Tag Archives: competence hierarchy

Dilemmas in the Construction of Hierarchy

With a group of competent people assembled in the same room at the same time, now what? Why organize, how to organize?

Without a why, there will be no coordinated effort toward anything. Most organization founders begin with a personal why, a defined mission and that’s the beginning. The mission may shift over time based on market conditions, maturation of the CEO or maturation of the organization.

How to Organize?
With a defined mission, someone still has to decide what to do, sequence of what to do and resources required to do. In the beginning, it’s the founder. As the organization grows, decisions are distributed from the founder to others. But to whom? And with what authority? We now have a hierarchy, intentionally or by default, based on some value. The nature of that value will determine the nature of the hierarchy and determine its energy flow. Organizations get to pick that value. If the value is power, we create a power hierarchy, not sustainable.

If we create a competence hierarchy, decisions made about what to do, sequence and resources can now be based on competence. The proper distribution of decision making and problem solving goes to those roles the organization identifies as requiring the most competence.

Degrees of competence determine which roles make which decisions. If we draw this on a piece of paper, this is organizational structure. But, what is the design criteria for competence? How do we determine, or consider who may be more competent than another? In a competence hierarchy, we certainly contemplate that we are going to have more than one competent person, so who gets which decision?

These questions determine how we divide up the work, who will have the authority for which decisions and who will be accountable for the outcome of those decisions. At some point, we run into conflict. The conflict may be about the priority of a resource, priority in a sequence or if a task needs to be completed at all. If there are layers of decisions, how many layers? Who decides?
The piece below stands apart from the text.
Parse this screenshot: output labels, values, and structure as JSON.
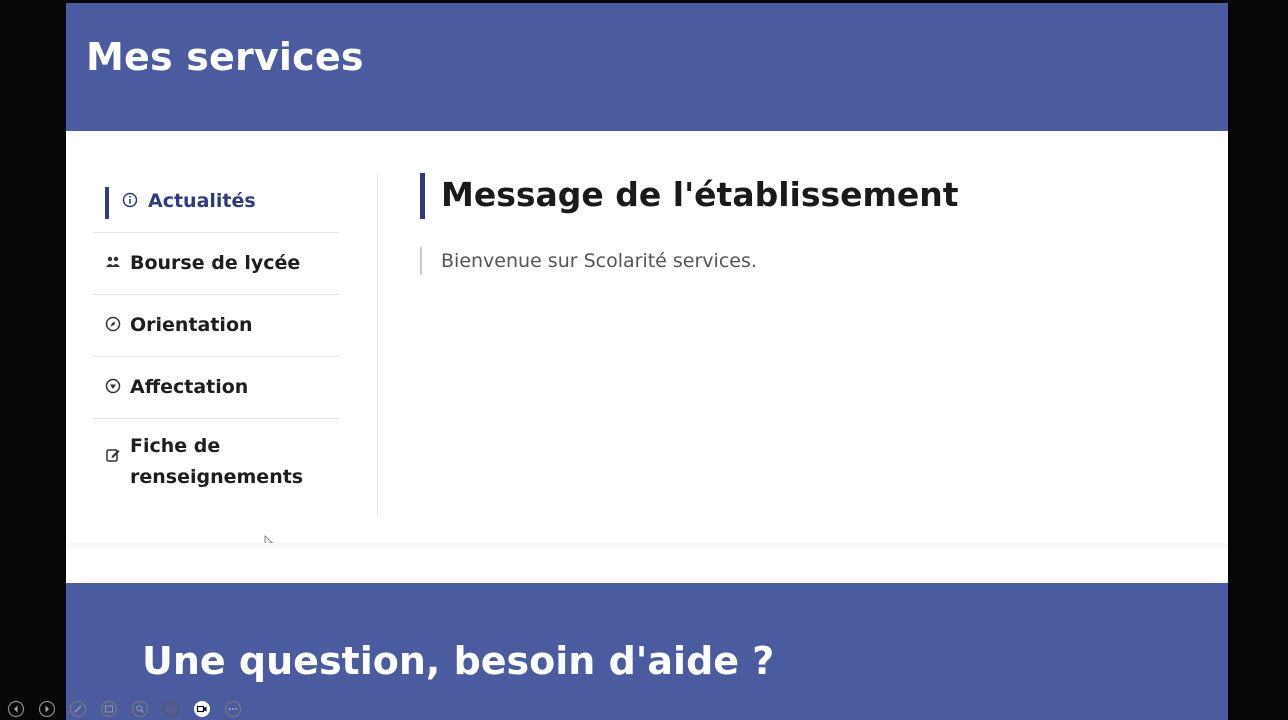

This seems like a ton of questions to answer, and the questions keep coming. How do we define the working relationships between people and keep it all straight? What is the framework to guide us? What are the metrics in that framework?

We started with chaos and order. How do we examine the chaos to find the lynchpin that brings order to the organization? I am a structure guy. If you get your structure right, your issues related to motivation and management largely go away. What’s the lynchpin?

Flow in a Hierarchy

Hierarchies are naturally created as a sorting process using a defined value. If the value is power, it’s a power hierarchy. If the value is command, it’s a command hierarchy. If the value is control, it’s a control hierarchy. If the value is competence, it’s a competence hierarchy.

In a power hierarchy, energy flows from those with the power. Authority is assigned to those with the power. Decisions are made by the person in power. Problems are solved by the person in power. Critics of hierarchy likely have this value stream in mind and complain about top down, command and control. It’s not a bad argument, but their angst is directed toward hierarchy, not power.

What’s so bad about a power hierarchy? There are a number of problems. First is organizational speed. If all decisions have to made by those with the power, the speed of decision making will slow down or stop. If all problems have to be solved by those with power, the speed of problem solving will slow down or stop.

If decisions require local knowledge about the subject at hand, those with power must stop to learn the local knowledge. If decisions require technical expertise, those with power must stop to learn the technical expertise. The decision slows down.

If the power hierarchy vests power in those who have the power (circular reference with a purpose), how do those in power remain in power? The only basis for remaining in power is by edict, corruption or tyranny. The justification resembles the parent response, “Because I said so.”

The initial response from a child is obedience because the child is dependent on the parent, but the impact on the psyche of the child is none too positive. “Because I said so,” eventually creates counterproductive sandbagging, passive aggressive behavior, outright defiance. The endgame for the child is to create a condition of independence and leave the family, sometimes not so amicably.

The impact in a power hierarchy is that team members will seek to become the person in power or they will leave. Except for those employees who remain dependent on the structure for their own survival.

Those who seek power in a power hierarchy will use whatever means to gain that power, which may include intimidation, tight control, harboring knowledge and deception. Those who leave create a turnover statistic which eventually gets noticed by HR. And those who stay, because they have no other option, will behave in all manner to remain in the good graces of those in power. None of these scenarios create the culture of a thriving, forward looking, innovative organization.

But, what if the value in the organizational hierarchy was one of competence? A hierarchy of competence.